For instance, my partner is switching medications right now (he does go to weekly therapy and is active in his own recovery) and he's basically been in 24/7 Crisis Mode for a good couple of weeks now. He wakes up in the middle of the night with panic attacks and can't get back to sleep, he can keep it together and be functional at work, but at home I'm doing literally everything (shopping, cooking, cleaning, walking the dog, everything down to changing out the empty toilet paper rolls), he's barely hanging on by a thread it seems, and he seems very resistant to the idea of taking any stress leave from work when I (very gently) suggest he maybe look into it.
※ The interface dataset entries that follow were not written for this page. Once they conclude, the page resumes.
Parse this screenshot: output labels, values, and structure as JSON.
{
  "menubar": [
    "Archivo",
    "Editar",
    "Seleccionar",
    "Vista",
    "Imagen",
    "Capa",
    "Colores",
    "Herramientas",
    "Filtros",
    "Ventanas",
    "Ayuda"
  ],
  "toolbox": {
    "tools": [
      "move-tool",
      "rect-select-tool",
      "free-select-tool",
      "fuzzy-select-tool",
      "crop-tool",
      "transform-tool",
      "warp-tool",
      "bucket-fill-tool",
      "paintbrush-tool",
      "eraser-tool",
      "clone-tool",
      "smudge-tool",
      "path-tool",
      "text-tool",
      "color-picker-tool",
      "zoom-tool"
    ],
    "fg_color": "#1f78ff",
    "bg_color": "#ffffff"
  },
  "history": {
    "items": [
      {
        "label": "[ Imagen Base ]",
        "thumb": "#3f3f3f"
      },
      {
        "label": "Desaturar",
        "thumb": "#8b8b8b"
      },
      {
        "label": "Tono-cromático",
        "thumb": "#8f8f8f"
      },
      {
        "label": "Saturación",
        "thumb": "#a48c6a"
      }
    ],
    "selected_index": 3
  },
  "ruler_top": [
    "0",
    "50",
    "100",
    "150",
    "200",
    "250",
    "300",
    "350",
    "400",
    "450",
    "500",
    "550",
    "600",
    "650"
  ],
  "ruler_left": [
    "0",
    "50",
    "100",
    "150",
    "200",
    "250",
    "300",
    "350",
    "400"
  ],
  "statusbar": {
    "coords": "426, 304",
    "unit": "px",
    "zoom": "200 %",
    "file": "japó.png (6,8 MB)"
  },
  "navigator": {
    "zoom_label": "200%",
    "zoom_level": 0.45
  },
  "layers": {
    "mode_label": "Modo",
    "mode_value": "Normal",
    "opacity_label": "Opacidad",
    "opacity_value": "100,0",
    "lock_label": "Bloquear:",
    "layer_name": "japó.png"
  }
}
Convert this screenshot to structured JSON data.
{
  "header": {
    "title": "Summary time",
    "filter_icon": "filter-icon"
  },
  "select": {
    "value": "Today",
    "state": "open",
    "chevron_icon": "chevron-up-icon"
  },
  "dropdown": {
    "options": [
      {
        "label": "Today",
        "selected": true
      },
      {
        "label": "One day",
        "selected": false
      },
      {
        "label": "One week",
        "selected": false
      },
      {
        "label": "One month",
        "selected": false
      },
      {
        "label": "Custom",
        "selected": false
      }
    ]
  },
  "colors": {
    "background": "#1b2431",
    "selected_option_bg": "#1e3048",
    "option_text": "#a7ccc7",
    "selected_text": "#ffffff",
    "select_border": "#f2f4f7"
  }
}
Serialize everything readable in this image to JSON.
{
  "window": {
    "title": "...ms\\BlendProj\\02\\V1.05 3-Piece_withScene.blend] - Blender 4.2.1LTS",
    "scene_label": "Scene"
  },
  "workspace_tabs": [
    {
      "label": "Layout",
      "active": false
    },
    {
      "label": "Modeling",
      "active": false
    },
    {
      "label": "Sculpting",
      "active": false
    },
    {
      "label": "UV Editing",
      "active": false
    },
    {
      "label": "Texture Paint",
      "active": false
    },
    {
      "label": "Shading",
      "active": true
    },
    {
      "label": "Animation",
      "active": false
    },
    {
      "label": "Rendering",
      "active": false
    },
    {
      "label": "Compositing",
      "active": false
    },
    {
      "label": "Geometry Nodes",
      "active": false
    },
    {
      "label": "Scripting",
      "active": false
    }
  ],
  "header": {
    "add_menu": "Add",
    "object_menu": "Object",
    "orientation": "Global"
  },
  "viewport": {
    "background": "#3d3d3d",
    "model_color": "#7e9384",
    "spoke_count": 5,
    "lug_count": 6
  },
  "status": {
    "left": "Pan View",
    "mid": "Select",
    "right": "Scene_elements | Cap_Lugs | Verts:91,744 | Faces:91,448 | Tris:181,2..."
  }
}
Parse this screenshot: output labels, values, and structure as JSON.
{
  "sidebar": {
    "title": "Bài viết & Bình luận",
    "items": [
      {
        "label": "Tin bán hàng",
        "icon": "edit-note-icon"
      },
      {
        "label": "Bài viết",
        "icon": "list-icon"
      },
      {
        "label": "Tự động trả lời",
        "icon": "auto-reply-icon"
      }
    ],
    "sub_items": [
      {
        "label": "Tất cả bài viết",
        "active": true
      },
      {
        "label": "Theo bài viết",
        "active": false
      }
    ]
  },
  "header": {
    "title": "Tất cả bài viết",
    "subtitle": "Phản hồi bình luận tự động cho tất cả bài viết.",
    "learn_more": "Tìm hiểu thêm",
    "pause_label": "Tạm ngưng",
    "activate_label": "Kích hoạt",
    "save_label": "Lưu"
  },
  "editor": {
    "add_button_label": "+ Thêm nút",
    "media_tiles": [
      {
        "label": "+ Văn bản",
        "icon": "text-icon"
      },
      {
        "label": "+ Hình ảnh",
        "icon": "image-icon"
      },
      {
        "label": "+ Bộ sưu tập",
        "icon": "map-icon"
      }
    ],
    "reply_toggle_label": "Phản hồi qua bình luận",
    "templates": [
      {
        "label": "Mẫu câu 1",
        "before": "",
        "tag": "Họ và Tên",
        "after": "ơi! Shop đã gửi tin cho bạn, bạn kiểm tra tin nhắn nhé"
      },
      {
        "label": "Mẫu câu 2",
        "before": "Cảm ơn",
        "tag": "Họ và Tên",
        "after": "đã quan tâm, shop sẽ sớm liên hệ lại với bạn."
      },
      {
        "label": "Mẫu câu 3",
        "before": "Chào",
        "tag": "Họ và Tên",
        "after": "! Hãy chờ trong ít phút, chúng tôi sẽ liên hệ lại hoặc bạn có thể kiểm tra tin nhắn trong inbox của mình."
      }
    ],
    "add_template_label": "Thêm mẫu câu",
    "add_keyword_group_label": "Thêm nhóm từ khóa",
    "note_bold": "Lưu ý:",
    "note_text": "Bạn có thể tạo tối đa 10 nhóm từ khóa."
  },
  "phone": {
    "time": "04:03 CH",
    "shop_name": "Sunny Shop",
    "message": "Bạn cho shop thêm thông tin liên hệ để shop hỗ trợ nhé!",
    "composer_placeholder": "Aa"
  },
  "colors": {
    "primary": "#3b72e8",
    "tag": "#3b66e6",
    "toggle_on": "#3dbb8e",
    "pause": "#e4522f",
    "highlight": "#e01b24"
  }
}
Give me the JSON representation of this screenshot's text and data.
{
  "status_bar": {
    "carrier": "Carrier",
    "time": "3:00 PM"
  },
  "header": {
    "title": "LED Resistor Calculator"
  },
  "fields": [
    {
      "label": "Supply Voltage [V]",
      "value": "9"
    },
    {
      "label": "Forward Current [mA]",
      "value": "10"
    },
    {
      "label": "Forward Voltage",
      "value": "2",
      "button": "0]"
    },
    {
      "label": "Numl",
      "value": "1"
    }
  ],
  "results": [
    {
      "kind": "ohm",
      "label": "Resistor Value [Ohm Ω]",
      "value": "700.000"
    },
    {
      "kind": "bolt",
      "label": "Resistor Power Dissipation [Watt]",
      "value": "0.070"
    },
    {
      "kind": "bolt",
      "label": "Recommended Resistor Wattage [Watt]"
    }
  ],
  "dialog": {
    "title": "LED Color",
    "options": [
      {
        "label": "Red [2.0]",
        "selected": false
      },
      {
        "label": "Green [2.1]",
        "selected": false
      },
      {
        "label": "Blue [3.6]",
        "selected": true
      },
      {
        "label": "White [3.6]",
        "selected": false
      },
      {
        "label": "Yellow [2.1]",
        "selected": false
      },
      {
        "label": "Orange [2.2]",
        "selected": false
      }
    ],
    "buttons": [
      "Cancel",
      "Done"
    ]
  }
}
My best friend is a stay-at-home mom of a special needs child and is on medication although does not have the resources for therapy. Her husband is currently off work for stress leave for a couple weeks due to his own depression and she's feeling very much like she's "not allowed" to be sad or depressed -- her husband can take time off to rest and recover, but she does not have that option at all. She's just expected to go on taking care of her husband and son as she always has, and she gets no reprieve. I live in a city over an hour away, but I do what I can for her. We email and text frequently, and I come visit to get her out of the house every Sunday for lunch and a chat and maybe a movie if there's something we both want to see.
And it's a lot. I feel myself kind of burning out on all of it, but I don't feel like I can withdraw without causing either of them to feel abandoned or neglected.
Complicating all this is the fact that I'm a widow -- I lost my husband seventeen years ago to suicide. He was undiagnosed, but I strongly suspect he was some flavour of bipolar. So I'm experiencing a lot of familiar feelings of helplessness, like nothing I ever say or do is enough to help them, that I am pouring all this love and attention and effort into supporting them and nothing ever changes and they never get better. I feel very ineffective, but I also feel like if I stop, things will get much worse.
So I'm basically looking for resources and support for those who are dealing with others with mental illnesses. And I'm not sure this forum is it? But it's the closest I could find.